MUGUNGA CAMP: Autho-rities in Democratic Republic of Congo’s eastern city of Goma assumed gradual control of the mining hub yesterday after a rebel pullout, but tensions were running high with gunmen attacking a nearby camp for displaced people.
UN refugee agency officials reported cases of looting and rape in the attack late on Saturday on the giant Mugunga camp, which lies about 10km west of Goma and is home to up to 35,000 displaced people.
The attack came hours after the withdrawal of M23 rebel fighters in line with a regionally brokered deal to end their occupation of Goma which had stoked fears about stability in the war-blighted area that borders Rwanda and Uganda.
“It’s a step in the right direction,” government spokesman Lambert Mende said of the withdrawal, adding that President Joseph Kabila would soon start “listening to the grievances” of the mainly Tutsi rebels as part of peace negotiations.
Security remains fluid following the M23’s 12-day occupation of Goma, despite over 160 police reinforcements arriving by boat at the lake port to beef up some 300 colleagues who arrived Saturday.
Alongside United Nations peacekeepers, a few police patrols were seen on the streets of Goma, a city of around one million people that is the hub of the resource-rich area. Some 600 government soldiers are also reported to be on their way to Goma.
The UN-backed Radio Okapi — a key source of independent news, broadcasting in French and four local languages — has also been jammed since Saturday, officials said, after it aired an interview with M23 political leader Jean-Marie Runiga.
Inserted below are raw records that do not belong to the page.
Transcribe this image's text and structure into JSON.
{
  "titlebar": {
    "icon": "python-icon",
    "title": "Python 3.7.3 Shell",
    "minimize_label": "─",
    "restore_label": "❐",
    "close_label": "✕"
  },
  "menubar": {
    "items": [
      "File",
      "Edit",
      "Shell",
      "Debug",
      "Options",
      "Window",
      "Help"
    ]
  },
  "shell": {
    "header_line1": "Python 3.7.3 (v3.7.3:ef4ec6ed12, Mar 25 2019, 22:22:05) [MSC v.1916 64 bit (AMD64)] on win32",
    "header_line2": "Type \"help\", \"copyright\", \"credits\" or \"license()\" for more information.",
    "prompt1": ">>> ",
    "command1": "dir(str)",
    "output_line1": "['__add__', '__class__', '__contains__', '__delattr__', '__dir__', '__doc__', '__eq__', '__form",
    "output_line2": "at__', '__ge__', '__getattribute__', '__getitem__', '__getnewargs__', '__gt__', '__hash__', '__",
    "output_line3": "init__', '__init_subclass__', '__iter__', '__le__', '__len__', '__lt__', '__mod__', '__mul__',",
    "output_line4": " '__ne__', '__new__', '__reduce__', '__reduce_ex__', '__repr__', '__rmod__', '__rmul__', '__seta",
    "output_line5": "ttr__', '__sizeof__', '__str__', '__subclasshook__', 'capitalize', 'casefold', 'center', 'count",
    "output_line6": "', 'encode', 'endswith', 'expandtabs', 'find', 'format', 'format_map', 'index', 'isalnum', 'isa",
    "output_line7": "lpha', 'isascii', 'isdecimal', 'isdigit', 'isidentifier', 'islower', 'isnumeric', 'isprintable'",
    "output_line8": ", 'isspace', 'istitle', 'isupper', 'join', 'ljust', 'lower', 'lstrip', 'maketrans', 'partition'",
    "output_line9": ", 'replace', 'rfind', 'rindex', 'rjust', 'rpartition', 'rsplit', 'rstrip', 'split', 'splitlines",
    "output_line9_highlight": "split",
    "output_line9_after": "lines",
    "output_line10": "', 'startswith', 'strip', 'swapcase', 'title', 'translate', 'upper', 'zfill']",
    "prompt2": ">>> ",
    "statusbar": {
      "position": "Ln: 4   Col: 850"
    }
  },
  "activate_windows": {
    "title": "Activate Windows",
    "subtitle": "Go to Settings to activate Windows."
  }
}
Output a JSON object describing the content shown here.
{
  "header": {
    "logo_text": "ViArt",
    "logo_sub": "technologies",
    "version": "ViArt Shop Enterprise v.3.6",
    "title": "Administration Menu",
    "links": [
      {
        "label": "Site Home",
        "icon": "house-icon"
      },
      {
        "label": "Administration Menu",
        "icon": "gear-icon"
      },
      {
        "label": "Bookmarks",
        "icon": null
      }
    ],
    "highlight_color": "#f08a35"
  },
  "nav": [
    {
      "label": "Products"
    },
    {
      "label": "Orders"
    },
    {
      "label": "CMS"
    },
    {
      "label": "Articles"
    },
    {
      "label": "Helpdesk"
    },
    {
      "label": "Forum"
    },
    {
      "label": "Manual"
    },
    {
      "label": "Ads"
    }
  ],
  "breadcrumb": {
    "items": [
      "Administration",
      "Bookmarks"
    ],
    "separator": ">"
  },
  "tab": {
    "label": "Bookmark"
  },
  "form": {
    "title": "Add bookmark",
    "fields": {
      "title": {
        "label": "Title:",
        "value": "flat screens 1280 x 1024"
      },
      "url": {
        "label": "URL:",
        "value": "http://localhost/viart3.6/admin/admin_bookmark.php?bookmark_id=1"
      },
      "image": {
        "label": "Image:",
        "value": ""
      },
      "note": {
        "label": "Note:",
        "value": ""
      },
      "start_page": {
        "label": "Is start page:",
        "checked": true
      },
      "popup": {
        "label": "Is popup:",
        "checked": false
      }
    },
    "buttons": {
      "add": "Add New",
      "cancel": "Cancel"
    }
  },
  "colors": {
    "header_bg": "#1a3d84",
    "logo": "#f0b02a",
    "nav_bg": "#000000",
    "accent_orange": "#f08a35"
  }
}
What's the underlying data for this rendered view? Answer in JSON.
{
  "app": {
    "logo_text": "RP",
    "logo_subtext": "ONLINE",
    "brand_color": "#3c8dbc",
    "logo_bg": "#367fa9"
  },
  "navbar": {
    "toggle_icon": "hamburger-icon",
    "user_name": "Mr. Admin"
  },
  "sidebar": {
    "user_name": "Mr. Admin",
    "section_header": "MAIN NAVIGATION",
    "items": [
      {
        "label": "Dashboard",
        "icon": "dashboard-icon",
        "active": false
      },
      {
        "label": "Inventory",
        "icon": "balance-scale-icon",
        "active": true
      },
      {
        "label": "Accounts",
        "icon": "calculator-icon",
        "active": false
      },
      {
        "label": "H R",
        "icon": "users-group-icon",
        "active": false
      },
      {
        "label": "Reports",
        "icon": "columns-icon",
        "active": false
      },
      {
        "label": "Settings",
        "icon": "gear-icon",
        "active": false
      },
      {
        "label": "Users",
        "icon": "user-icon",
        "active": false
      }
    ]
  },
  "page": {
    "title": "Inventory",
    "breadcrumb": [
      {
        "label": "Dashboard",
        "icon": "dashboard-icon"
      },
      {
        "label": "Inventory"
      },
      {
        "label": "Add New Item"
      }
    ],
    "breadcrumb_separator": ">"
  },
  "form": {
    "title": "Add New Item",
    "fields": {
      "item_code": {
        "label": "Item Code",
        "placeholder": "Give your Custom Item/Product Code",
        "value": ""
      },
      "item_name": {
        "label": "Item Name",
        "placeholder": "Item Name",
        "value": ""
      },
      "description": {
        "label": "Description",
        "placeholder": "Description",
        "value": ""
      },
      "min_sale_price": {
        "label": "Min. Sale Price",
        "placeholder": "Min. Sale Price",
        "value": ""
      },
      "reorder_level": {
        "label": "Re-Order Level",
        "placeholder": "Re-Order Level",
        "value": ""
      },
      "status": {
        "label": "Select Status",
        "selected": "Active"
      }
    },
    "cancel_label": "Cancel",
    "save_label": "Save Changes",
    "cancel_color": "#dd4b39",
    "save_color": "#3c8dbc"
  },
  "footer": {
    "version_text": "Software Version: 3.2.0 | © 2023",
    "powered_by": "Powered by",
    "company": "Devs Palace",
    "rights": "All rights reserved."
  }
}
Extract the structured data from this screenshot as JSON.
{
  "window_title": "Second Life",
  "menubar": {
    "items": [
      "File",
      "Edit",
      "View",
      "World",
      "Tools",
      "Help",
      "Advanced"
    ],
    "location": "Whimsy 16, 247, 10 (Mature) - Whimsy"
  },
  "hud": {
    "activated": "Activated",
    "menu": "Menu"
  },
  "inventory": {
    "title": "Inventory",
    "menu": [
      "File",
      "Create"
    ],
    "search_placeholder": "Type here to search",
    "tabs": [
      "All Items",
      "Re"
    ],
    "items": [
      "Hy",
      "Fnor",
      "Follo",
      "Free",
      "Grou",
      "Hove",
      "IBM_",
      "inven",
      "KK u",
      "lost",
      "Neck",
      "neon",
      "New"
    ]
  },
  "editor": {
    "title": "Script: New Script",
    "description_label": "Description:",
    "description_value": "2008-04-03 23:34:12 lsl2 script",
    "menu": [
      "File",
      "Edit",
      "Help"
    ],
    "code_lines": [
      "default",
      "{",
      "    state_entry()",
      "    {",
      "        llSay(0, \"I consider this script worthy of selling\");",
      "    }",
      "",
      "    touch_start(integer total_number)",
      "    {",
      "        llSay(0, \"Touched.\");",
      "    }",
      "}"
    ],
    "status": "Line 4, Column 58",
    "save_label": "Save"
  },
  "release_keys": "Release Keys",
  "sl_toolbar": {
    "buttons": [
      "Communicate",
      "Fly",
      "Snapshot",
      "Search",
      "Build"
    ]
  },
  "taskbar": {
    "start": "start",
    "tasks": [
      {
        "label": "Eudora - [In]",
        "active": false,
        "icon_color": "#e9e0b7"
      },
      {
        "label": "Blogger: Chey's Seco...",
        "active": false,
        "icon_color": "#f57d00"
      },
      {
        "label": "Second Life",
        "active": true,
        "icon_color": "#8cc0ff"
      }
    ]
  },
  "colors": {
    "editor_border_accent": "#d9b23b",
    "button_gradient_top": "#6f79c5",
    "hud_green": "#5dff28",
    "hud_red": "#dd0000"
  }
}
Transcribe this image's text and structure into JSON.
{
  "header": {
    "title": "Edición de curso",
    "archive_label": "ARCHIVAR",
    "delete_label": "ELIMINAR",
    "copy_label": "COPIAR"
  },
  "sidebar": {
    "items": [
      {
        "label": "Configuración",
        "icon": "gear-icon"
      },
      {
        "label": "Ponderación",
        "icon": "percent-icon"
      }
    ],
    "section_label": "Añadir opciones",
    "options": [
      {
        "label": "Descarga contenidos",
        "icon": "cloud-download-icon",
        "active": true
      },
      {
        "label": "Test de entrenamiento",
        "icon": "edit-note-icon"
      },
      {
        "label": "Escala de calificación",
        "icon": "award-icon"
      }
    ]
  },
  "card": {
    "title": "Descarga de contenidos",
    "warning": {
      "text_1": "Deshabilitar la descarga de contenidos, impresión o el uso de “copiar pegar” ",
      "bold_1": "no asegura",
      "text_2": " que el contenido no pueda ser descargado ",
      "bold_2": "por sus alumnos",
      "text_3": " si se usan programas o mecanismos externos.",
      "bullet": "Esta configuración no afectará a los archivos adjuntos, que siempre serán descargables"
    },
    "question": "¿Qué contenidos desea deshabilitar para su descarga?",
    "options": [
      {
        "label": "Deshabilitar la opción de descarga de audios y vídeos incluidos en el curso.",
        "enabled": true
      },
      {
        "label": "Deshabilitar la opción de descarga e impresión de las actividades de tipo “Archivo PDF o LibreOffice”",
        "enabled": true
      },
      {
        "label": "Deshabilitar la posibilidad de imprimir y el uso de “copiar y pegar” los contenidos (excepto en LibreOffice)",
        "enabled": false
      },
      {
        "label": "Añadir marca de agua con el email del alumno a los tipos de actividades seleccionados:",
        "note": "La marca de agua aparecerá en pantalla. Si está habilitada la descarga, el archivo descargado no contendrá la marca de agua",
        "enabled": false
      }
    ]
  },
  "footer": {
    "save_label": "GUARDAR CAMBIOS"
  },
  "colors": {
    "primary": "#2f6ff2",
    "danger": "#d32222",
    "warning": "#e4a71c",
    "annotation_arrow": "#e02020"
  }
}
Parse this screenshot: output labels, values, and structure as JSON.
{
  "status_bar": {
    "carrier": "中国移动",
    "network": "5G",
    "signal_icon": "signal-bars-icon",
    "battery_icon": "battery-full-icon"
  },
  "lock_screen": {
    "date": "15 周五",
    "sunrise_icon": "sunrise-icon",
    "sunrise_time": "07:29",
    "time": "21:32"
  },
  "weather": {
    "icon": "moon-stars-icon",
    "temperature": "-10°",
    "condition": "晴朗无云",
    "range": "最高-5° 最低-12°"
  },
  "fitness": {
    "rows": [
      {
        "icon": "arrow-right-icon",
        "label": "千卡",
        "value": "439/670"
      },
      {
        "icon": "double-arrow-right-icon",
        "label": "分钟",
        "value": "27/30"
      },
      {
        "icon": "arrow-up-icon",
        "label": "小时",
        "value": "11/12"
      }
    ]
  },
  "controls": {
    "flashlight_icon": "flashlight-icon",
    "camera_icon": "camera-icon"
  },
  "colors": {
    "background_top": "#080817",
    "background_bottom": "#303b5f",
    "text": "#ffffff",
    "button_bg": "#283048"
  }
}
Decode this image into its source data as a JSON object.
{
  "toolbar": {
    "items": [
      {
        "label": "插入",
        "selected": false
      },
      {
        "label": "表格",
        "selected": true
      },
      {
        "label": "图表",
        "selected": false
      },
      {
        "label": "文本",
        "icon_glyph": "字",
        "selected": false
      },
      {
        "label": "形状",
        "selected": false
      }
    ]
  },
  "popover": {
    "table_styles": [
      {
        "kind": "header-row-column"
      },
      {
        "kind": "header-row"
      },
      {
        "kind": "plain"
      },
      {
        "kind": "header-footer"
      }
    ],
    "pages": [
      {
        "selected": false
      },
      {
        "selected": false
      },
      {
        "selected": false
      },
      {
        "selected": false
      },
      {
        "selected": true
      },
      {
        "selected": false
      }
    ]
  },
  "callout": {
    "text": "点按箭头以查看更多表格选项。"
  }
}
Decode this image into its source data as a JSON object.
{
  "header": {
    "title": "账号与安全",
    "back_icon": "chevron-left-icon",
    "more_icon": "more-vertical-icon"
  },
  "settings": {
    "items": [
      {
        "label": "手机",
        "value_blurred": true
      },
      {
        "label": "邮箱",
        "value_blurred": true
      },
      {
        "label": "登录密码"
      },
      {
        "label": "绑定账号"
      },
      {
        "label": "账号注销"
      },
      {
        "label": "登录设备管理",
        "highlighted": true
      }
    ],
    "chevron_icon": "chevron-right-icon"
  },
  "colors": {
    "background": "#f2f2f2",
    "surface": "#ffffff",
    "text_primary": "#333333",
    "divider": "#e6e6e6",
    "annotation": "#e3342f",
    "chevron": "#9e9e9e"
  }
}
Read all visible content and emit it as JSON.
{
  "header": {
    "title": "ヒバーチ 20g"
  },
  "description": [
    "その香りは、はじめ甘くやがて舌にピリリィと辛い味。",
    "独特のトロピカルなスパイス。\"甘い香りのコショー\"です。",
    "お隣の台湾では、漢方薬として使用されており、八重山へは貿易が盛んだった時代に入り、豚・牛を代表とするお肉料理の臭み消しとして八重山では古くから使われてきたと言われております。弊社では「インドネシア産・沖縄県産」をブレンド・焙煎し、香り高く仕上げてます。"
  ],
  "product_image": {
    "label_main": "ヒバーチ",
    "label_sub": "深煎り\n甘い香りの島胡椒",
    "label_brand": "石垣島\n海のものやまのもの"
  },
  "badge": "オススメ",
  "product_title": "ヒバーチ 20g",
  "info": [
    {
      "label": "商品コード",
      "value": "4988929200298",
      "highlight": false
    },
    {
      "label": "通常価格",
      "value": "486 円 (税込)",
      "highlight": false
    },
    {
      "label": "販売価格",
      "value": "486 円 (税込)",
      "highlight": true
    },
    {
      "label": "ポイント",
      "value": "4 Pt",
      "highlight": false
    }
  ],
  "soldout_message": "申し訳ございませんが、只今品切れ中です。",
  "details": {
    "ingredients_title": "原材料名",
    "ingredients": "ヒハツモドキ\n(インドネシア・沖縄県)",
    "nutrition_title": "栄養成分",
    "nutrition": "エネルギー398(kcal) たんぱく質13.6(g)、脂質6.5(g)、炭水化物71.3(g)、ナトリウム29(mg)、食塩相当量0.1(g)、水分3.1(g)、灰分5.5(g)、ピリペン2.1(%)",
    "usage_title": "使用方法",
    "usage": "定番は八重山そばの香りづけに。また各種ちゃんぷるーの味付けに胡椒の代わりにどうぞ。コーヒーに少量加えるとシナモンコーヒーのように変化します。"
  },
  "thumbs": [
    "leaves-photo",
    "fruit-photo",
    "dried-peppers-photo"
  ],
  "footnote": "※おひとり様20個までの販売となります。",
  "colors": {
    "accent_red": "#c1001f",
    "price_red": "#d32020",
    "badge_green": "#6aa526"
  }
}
Its jamming is “troubling and regrettable”, head of UN mission in DR Congo Roger Meece said in a statement.